Manga characters extol Japan-U.S. military alliance
By Elaine Lies
TOKYO (Reuters Life!) - In Japan, where cuteness reigns, the wide-eyed innocents of manga comics have been put to work on a weighty topic: explaining the U.S.-Japan military alliance.
Long the cornerstone of Tokyo's diplomacy, the alliance has resulted in 49,000 U.S. military personnel being stationed in Japan -- a relationship that sometimes leads to friction with local residents near U.S. bases.
To commemorate the 50th anniversary of the alliance this year, U.S. Forces Japan on Tuesday issued the second volume of a planned four-volume Japanese-language manga series.
"We were looking for a relatively friendly approach to discussing a very, very old issue," said Neal Fisher, a major with the Marines Corps and Deputy Director, Public Affairs, for the U.S. Forces Japan.
"It's a venue that Japanese people are comfortable with, they're used to receiving information via manga. It's not just a comic for them."
In the pamphlet-length manga, titled "Our Alliance, A Lasting Partnership," a bespectacled Japanese girl named Anzu and U.S. boy named Usa discuss the security treaty that anchors the relationship and go to a base to meet some U.S. Marines.
The doe-eyed pair are properly trendy as they ponder bilateral ties. Anzu wears a tunic and leggings, while blue-eyed Usa is clad in a white hoodie -- with red stripes on the sleeves and a star on the front.

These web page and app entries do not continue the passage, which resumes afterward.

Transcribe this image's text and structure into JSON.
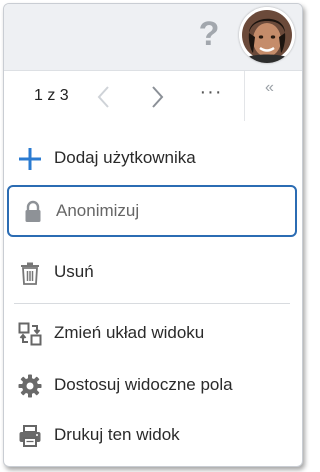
{
  "header": {
    "help_icon": "question-mark-icon",
    "avatar_icon": "user-avatar"
  },
  "pager": {
    "current": "1",
    "separator": "z",
    "total": "3",
    "text": "1 z 3",
    "prev_icon": "chevron-left-icon",
    "next_icon": "chevron-right-icon",
    "more_label": "···",
    "collapse_label": "«"
  },
  "menu": {
    "items": [
      {
        "label": "Dodaj użytkownika",
        "icon": "plus-icon",
        "color": "#2b7bd1"
      },
      {
        "label": "Anonimizuj",
        "icon": "lock-icon",
        "highlighted": true
      },
      {
        "label": "Usuń",
        "icon": "trash-icon"
      },
      {
        "label": "Zmień układ widoku",
        "icon": "layout-switch-icon"
      },
      {
        "label": "Dostosuj widoczne pola",
        "icon": "gear-icon"
      },
      {
        "label": "Drukuj ten widok",
        "icon": "printer-icon"
      }
    ]
  },
  "colors": {
    "accent": "#2b6cb3",
    "topbar_bg": "#eef0f3",
    "icon_gray": "#666666"
  }
}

The series, with a different branch of the U.S. military introduced in each volume, was conceived around September 2009, with the first issue out in early August. Continued...